The perception of alcohol among teens is encouraging: many high school seniors distinguish the harm between having a couple of drinks every day versus five or more every day. This year showed the lowest percentage ever of 12th graders who reported being drunk in the past year, with 17.2 percent of 12th graders who reported binge drinking (five or more drinks on a single occasion in the past two weeks).

Knowing What We Don’t Know about e-Cigs

Since its introduction into the MTF survey last year, electronic cigarette (e-cig) use has remained high across all grades. Taking it up another notch, this year the survey asked teens what was in the fluid they were vaporizing. More than 60 percent of all grades reported vaporizing “just flavoring.” Among high school seniors, 22.2 percent reported inhaling nicotine, 6.1 percent reported inhaling marijuana or hash oil, and 6.3 percent said they didn’t know what they inhaled. Since e-cigs are not yet regulated by the government, there is no way to know what chemicals are actually in the flavored liquid. So some e-cig labels might claim there is no nicotine, but we have no way of knowing if that’s true.

This trend will be very important to watch in the coming years as NIDA continues to do research on the health risks related to e-cigs and flavorings. Would you inhale something if you weren’t sure what it was?

Prescription Medications and Illicit Drugs

This year, prescription opioid pain medicine use continues its downward trend, with 4.4 percent of high school seniors reporting nonmedical use of Vicodin® in the year before to the survey. In fact, more than 10.5 percent of high school seniors reported past-year abuse of Vicodin in 2003….so today’s teens seem to be a lot smarter about the potential dangers of opioids. Most teens abusing prescription opioids report getting them from friends or family members; however, one-third report getting them from their own prescriptions, after they don’t really need them anymore for medical reasons.

Abuse of another prescription drug—Adderall®—remains high, with 7.5 percent of seniors reporting abuse in the past year. Adderall is a drug often taken for ADHD symptoms, but it’s not necessarily safe to take if it isn’t prescribed by a doctor.

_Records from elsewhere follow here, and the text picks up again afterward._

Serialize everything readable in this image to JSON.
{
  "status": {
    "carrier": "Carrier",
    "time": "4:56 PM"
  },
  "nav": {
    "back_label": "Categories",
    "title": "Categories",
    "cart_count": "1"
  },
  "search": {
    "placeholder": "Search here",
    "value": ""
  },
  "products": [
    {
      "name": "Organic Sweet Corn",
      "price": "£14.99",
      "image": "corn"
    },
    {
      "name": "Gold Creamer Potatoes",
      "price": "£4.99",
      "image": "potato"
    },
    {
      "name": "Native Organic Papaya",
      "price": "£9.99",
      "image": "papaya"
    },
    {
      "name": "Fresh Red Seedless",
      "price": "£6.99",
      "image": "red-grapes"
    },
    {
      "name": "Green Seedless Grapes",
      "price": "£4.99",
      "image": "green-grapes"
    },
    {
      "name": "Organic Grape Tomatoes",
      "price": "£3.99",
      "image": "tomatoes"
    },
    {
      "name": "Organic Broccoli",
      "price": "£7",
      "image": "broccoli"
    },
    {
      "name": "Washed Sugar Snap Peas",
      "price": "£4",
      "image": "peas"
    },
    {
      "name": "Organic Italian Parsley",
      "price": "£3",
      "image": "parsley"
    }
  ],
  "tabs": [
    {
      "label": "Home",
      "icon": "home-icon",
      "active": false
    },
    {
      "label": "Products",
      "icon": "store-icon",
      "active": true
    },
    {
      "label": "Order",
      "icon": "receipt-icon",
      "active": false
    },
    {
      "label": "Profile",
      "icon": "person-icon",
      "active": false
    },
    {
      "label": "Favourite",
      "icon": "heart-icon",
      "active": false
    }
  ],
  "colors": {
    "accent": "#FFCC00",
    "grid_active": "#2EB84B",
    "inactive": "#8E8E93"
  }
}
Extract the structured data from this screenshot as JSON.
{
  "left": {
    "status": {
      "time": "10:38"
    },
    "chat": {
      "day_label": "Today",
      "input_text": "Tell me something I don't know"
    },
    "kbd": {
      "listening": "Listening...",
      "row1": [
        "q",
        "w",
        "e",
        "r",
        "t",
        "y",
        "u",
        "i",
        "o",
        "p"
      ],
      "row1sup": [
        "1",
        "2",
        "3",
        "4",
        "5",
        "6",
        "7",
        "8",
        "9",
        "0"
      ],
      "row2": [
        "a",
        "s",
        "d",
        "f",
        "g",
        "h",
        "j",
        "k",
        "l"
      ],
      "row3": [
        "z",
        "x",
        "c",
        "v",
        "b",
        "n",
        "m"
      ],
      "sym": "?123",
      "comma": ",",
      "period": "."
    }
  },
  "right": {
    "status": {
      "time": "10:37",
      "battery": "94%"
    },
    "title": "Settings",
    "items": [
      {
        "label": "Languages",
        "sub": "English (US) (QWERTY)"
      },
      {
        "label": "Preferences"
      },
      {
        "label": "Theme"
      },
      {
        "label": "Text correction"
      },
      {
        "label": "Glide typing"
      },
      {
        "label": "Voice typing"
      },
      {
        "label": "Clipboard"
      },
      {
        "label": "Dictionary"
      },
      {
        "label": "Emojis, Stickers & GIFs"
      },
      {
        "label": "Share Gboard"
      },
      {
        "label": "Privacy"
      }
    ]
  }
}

Like prescription medications, use of many illicit drugs has also trended down, hitting all-time lows for 8th, 10th, and 12th graders. Heroin use was at its lowest levels in the history of the survey—a bright spot in the current opioid crisis that’s affecting older age groups. Heroin use is very low among teens, with no more than one percent of teens reporting any use at all.

It’s important to remember that while the survey results are encouraging, with no major indicator of teen drug use on the rise, the problems and consequences of substance use have not disappeared.

Tell us in the comments: Does it surprise you that fewer teens are using drugs these days? Do you think regular marijuana use is harmful? Do teens who use e-cigs know what they are actually smoking?